  • Before this program, I did not have much knowledge of Japan. Coming here for the first time I was a bit nervous, but found that Japan especially the cities we visited, Tokyo and Kyoto were very modern and relatable.

3. After returning to the US, what aspect(s) of Japan do you want to learn more about?

  • I definitely will learn more of the language. When I come back to Japan I want to engage in full conversation and not rely on my counterparts. I also plan to spread my knowledge of Japan in my organization at George Mason University. I also plan to join a TAIKO group in D.C.
  • I would like to learn more about the language (both modern and classical). I would also like to learn more about Japanese politics and culture.

4. It is hoped that you will promote further mutual understanding between our two countries, serving as bridges in the U.S.-Japan relationship. What will you do to deepen understanding of Japan’s strengths and attractiveness?

  • I hope to continue working with organization in the US, which promote and understanding of Japan’s strengths, I also want to continue my studies of Japanese and Japanese culture in order to better improve my own understanding of Japan.
  • I will work with the JET Program. Hopefully, I can facilitate my communication with my students through expressing my knowledge of Japanese culture, and participating in intercultural events (Tanabata, Matsuri, etc).

5. Please freely describe your experience in the KAKEHASHI Project.

  • I believe the KAKEHASHI project showed me a different aspect of Japan that I would not have explored on my own. From the food, shrines, museums and arts made me truly open my eyes to the beauty and culture that lies within Japan. Yes, shopping is a plus, yet the traditions practiced here make Japan’s strength and attractiveness truly stand out from other countries.
  • It was nice to meet other students with the same interests as me, since I was selected to participate through my internship. I felt that I was able to fully use the skills I have gained from it(e.g., Meishi exchange, speaking to authorities, practicing Japanese, explaining the National Cherry Blossom Festival to other students from the US and Japan). I really learned a lot from this trip, and I know that future generations of Goodwill Ambassadors can benefit from the KAKEHASHI project in the future.

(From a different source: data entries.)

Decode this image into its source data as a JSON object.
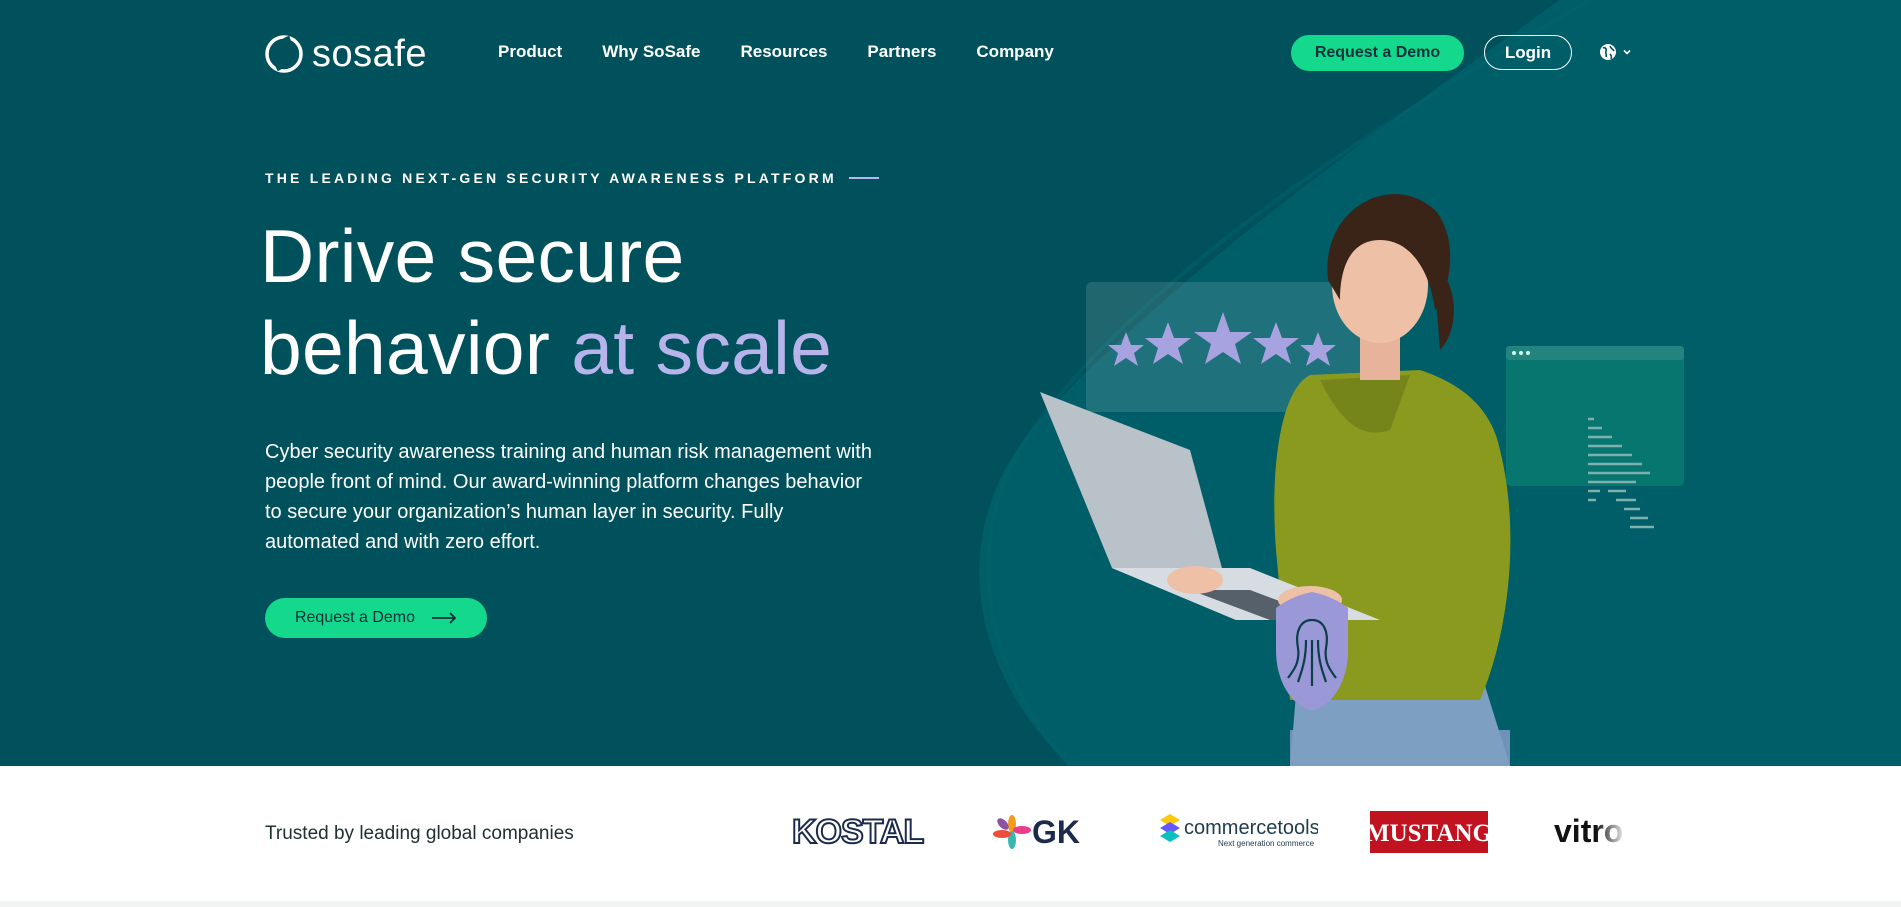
{
  "brand": {
    "name": "sosafe"
  },
  "nav": {
    "links": [
      {
        "label": "Product"
      },
      {
        "label": "Why SoSafe"
      },
      {
        "label": "Resources"
      },
      {
        "label": "Partners"
      },
      {
        "label": "Company"
      }
    ],
    "demo_label": "Request a Demo",
    "login_label": "Login",
    "language_icon": "globe-icon"
  },
  "hero": {
    "eyebrow": "THE LEADING NEXT-GEN SECURITY AWARENESS PLATFORM",
    "headline_line1": "Drive secure",
    "headline_line2_plain": "behavior ",
    "headline_line2_accent": "at scale",
    "description": "Cyber security awareness training and human risk management with people front of mind. Our award-winning platform changes behavior to secure your organization’s human layer in security. Fully automated and with zero effort.",
    "cta_label": "Request a Demo"
  },
  "trusted": {
    "text": "Trusted by leading global companies",
    "logos": [
      "KOSTAL",
      "GK",
      "commercetools",
      "Next generation commerce",
      "MUSTANG",
      "vitro"
    ]
  },
  "colors": {
    "hero_bg": "#00515c",
    "accent_green": "#14d98c",
    "accent_lavender": "#b6b4eb",
    "shield": "#9b98d8"
  }
}
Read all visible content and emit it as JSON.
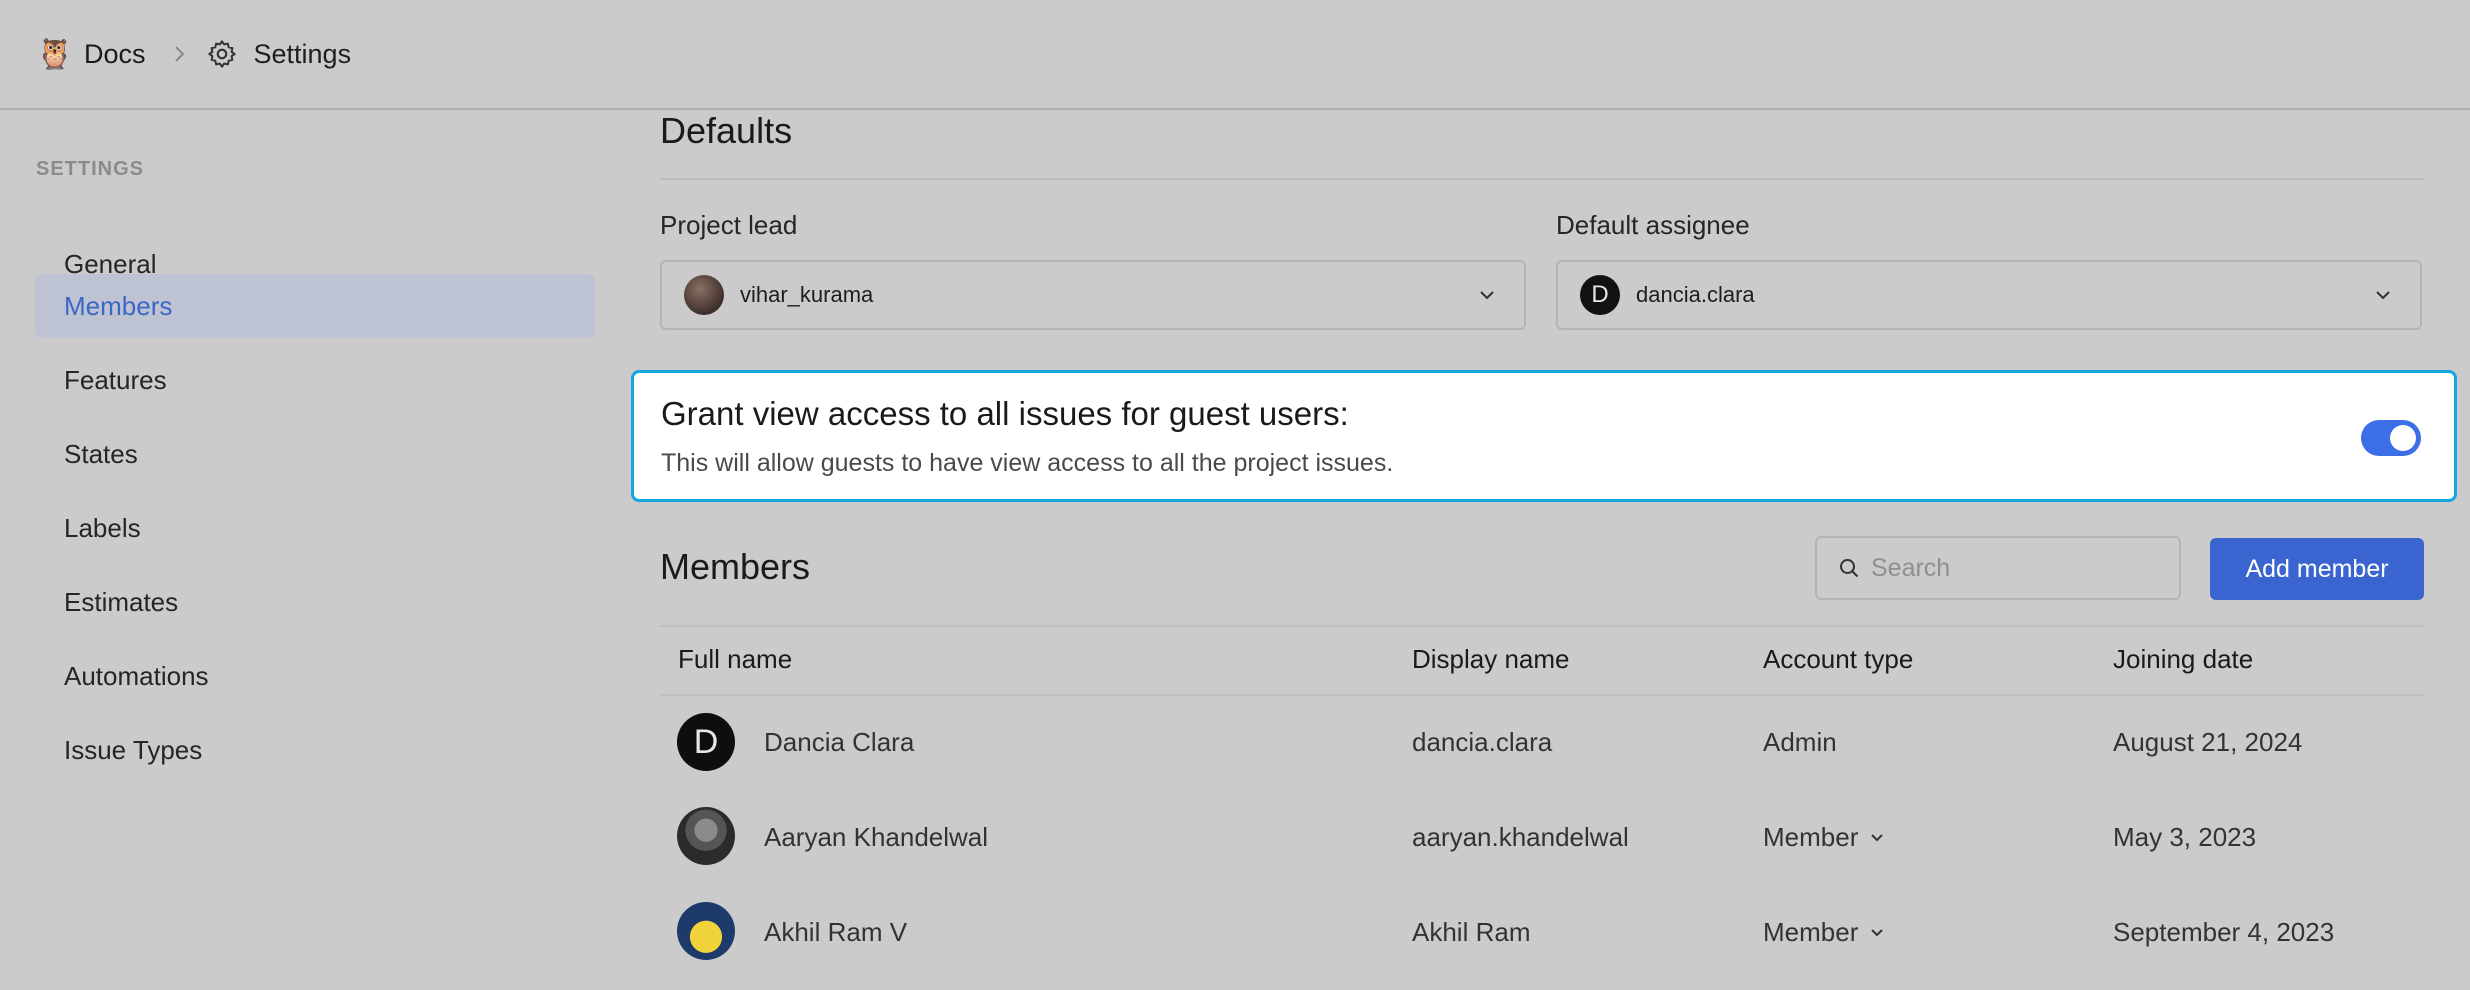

[Contact Us]

The Japan Foundation Youth Exchange Bureau
TEL : +81-(0)3-5369-6022 FAX : +81-(0)3-5369-6042
infokakehashi@jpf.go.jp
(When sending e-mail, please enter a half-width character "@" instead of a full-width character "@.")

Page Top